Fire is probably the most devastating of disasters that can strike a building. As well as the damage caused by heat and smoke, the water used to extinguish the blaze can also cause serious issues.
Working in partnership with other expert organisations, Historic England has contributed to the fire safety and prevention guidance below.
Arson Risk Reduction
This guide is designed to help identify threats and take steps to make properties less of a target for arson.Learn more
Fire Safety for Traditional Church Buildings
This guide is intended for churches with congregations of up to 300, to help decide if any fire safety improvements are necessary to protect them, and what improvements can be made to give added protection to the building.Learn more
Fires in Thatched Roof Properties
Since the 1990s, the number of fires in thatch roofed buildings has risen significantly.

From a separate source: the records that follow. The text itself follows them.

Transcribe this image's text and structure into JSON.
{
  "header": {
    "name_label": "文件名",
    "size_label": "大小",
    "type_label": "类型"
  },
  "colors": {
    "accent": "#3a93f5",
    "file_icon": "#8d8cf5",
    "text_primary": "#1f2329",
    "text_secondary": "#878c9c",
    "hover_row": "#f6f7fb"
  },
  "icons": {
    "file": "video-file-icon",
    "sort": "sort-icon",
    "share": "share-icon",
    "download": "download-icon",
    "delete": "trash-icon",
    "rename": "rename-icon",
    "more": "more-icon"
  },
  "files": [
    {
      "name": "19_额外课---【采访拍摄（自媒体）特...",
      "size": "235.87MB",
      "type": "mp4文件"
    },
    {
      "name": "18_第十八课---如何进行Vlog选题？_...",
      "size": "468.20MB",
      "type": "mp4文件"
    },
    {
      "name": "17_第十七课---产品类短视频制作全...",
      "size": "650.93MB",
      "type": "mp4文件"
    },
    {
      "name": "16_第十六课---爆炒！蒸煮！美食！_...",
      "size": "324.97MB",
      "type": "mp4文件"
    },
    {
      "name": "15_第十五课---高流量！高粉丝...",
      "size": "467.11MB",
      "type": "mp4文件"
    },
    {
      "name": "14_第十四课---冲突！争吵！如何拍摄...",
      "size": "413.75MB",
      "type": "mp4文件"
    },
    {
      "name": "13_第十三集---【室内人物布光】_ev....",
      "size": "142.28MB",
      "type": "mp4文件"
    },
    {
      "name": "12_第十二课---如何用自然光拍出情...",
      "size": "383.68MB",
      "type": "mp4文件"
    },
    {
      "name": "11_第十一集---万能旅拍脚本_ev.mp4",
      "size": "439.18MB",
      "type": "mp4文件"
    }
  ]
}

Evidence suggests there is a connection between this and the increasing popularity of wood burning and multi-fuel stoves. In fact, recent studies have shown that these types of stoves are more likely to cause fires in thatch roofs than any other form of heating, including traditional open fires.
Historic England has produced new guidance on measures to reduce the risk of fires in thatched buildings with wood-burning and multi-fuelled stoves. The guidance is based on research carried out by the Fire Protection Association on behalf of Historic England and NFU Mutual Insurance.
Fires caused by hot works
Historic England advises that hot works such as cutting, welding, or soldering should not be carried out in historic buildings unless there is absolutely no alternative. Many serious fires in historic buildings have been caused by contractors using blow lamps or naked flames. Great care also needs to be taken with hearth fires.
Our advice note explains the Permit to Work systems if hot works have to be carried out. The note includes examples of Method Statements and Authority to Carry Out Hot Work permits.